Intermittent heavy showers didn’t stop this international group of warriors, retirees and family members from paying their respects to the Americans who made the ultimate sacrifice 100 years ago.

Gen. John J. Pershing, commander, AEF, laid out an 8-page battle plan to push the western front into Germany. The Saint Mihiel Offensive conducted Sept. 12-16, 1918, was the first American-led action of the war. By the end of September, the Meuse-Argonne offensive began.  The Meuse-Argonne Offensive was the greatest American battle to date in numbers of combatants and casualties, leading to the armistice that ended the war on Nov. 11, 1918.

A century later, six members of the Veterans of Foreign Wars, Post 10810, Stuttgart, traveled to France, Sept. 22-23, to participate in commemorations of the last two major offensives of World War One; St. Mihiel and Meuse-Argonne.

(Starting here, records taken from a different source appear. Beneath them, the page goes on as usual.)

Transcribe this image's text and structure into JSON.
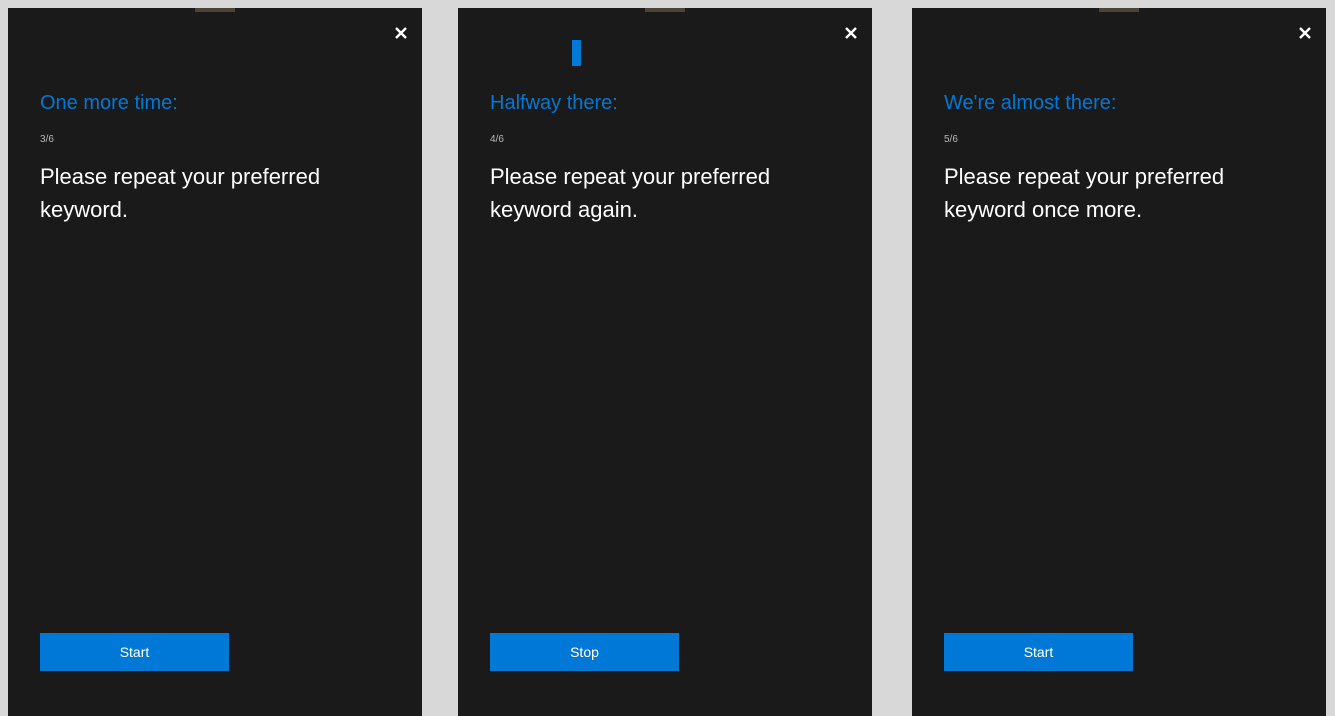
{
  "colors": {
    "accent": "#0078d7",
    "panel_background": "#1a1a1b",
    "page_background": "#d8d8d8",
    "text_primary": "#ffffff",
    "text_secondary": "#b8b8b8"
  },
  "panels": [
    {
      "heading": "One more time:",
      "step": "3/6",
      "instruction": "Please repeat your preferred keyword.",
      "button_label": "Start",
      "close_icon": "close-icon",
      "listening": false
    },
    {
      "heading": "Halfway there:",
      "step": "4/6",
      "instruction": "Please repeat your preferred keyword again.",
      "button_label": "Stop",
      "close_icon": "close-icon",
      "listening": true
    },
    {
      "heading": "We're almost there:",
      "step": "5/6",
      "instruction": "Please repeat your preferred keyword once more.",
      "button_label": "Start",
      "close_icon": "close-icon",
      "listening": false
    }
  ]
}
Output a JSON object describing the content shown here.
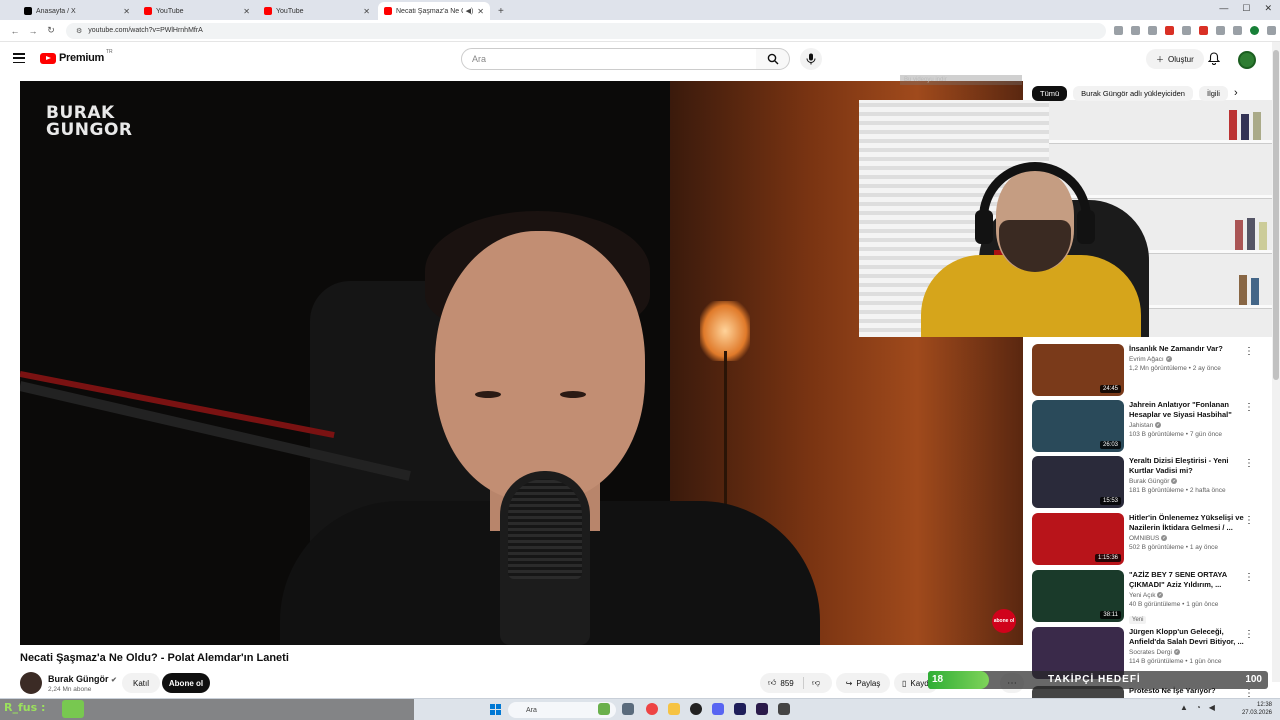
{
  "browser": {
    "tabs": [
      {
        "title": "Anasayfa / X",
        "favicon": "x-icon"
      },
      {
        "title": "YouTube",
        "favicon": "youtube-icon"
      },
      {
        "title": "YouTube",
        "favicon": "youtube-icon"
      },
      {
        "title": "Necati Şaşmaz'a Ne Oldu?",
        "favicon": "youtube-icon",
        "active": true
      }
    ],
    "new_tab": "+",
    "url": "youtube.com/watch?v=PWlHrnhMfrA"
  },
  "masthead": {
    "logo_text": "Premium",
    "country_code": "TR",
    "search_placeholder": "Ara",
    "create_label": "Oluştur"
  },
  "player": {
    "watermark_line1": "BURAK",
    "watermark_line2": "GUNGOR",
    "download_hint": "Bu videoyu indir",
    "abone_badge": "abone ol"
  },
  "video": {
    "title": "Necati Şaşmaz'a Ne Oldu? - Polat Alemdar'ın Laneti",
    "channel": "Burak Güngör",
    "subscribers": "2,24 Mn abone",
    "join_label": "Katıl",
    "subscribe_label": "Abone ol",
    "likes": "859",
    "share_label": "Paylaş",
    "save_label": "Kaydet"
  },
  "sidebar": {
    "chips": [
      "Tümü",
      "Burak Güngör adlı yükleyiciden",
      "İlgili"
    ],
    "recommendations": [
      {
        "title": "İnsanlık Ne Zamandır Var?",
        "channel": "Evrim Ağacı",
        "meta": "1,2 Mn görüntüleme • 2 ay önce",
        "duration": "24:45",
        "thumb_color": "#7a3a1a"
      },
      {
        "title": "Jahrein Anlatıyor \"Fonlanan Hesaplar ve Siyasi Hasbihal\"",
        "channel": "Jahistan",
        "meta": "103 B görüntüleme • 7 gün önce",
        "duration": "26:03",
        "thumb_color": "#2a4a5a"
      },
      {
        "title": "Yeraltı Dizisi Eleştirisi - Yeni Kurtlar Vadisi mi?",
        "channel": "Burak Güngör",
        "meta": "181 B görüntüleme • 2 hafta önce",
        "duration": "15:53",
        "thumb_color": "#2a2a3a"
      },
      {
        "title": "Hitler'in Önlenemez Yükselişi ve Nazilerin İktidara Gelmesi / ...",
        "channel": "OMNIBUS",
        "meta": "502 B görüntüleme • 1 ay önce",
        "duration": "1:15:36",
        "thumb_color": "#b8141a"
      },
      {
        "title": "\"AZİZ BEY 7 SENE ORTAYA ÇIKMADI\" Aziz Yıldırım, ...",
        "channel": "Yeni Açık",
        "meta": "40 B görüntüleme • 1 gün önce",
        "duration": "38:11",
        "thumb_color": "#1a3a2a",
        "badge": "Yeni"
      },
      {
        "title": "Jürgen Klopp'un Geleceği, Anfield'da Salah Devri Bitiyor, ...",
        "channel": "Socrates Dergi",
        "meta": "114 B görüntüleme • 1 gün önce",
        "duration": "",
        "thumb_color": "#3a2a4a"
      },
      {
        "title": "Protesto Ne İşe Yarıyor?",
        "channel": "",
        "meta": "",
        "duration": "",
        "thumb_color": "#444444"
      }
    ]
  },
  "follower_goal": {
    "current": "18",
    "label": "TAKİPÇİ HEDEFİ",
    "target": "100",
    "progress_fraction": 0.18
  },
  "stream_chat": {
    "username": "R_fus :"
  },
  "taskbar": {
    "search_placeholder": "Ara",
    "time": "12:38",
    "date": "27.03.2026"
  }
}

The Centennial Commemoration of the St. Mihiel offense was held at the Saint-Mihiel American Cemetery near Verdun, France, the final resting place of 4,153 Americans. The observance was attended by military and civilian participants from around the globe who came to honor their fallen “Doughboys” or fellow countrymen. Remarks were made by U.S. Army Gen. Curtis M. Scaparotti, commander, Supreme Allied Commander Europe, and French General de Corps d’Armee Gilles Lillo. Both generals laid a wreath of remembrance. Also in attendance were descendants of famous American Soldiers such as Gen. John Pershing, Sgt. Alvin York and Gen. George Patton.

Two types of AEF uniforms flank one of 1918 France.

The Stuttgart VFW six visited the largest American cemetery in Europe at the Meuse-Argonne American Cemetery and Memorial, Sept. 23. Throughout the day, Soldiers’ names were read by volunteers and each grave site was illuminated. The VFW members placed more than 500 candles on some of the 14,000 headstones in preparation for the WWI Centennial Luminary Event that evening.

Despite the very inclement weather, the ceremony began with guests moving into the cemetery chapel. Among the distinguish visitors was Secretary of the Army Mark T. Esper.

In commemoration of the 100th anniversary of Armistice Day, VFW Post 10810, in conjunction with Patch Chapel, will conduct a combined ceremony and service at the chapel, Sunday, Nov.11, at 11 a.m.  The commemoration is open to the entire Stuttgart military community.

A century ago, Americans fought in the war to end all wars; not for pride or fame, but for sense of duty. They will never be forgotten.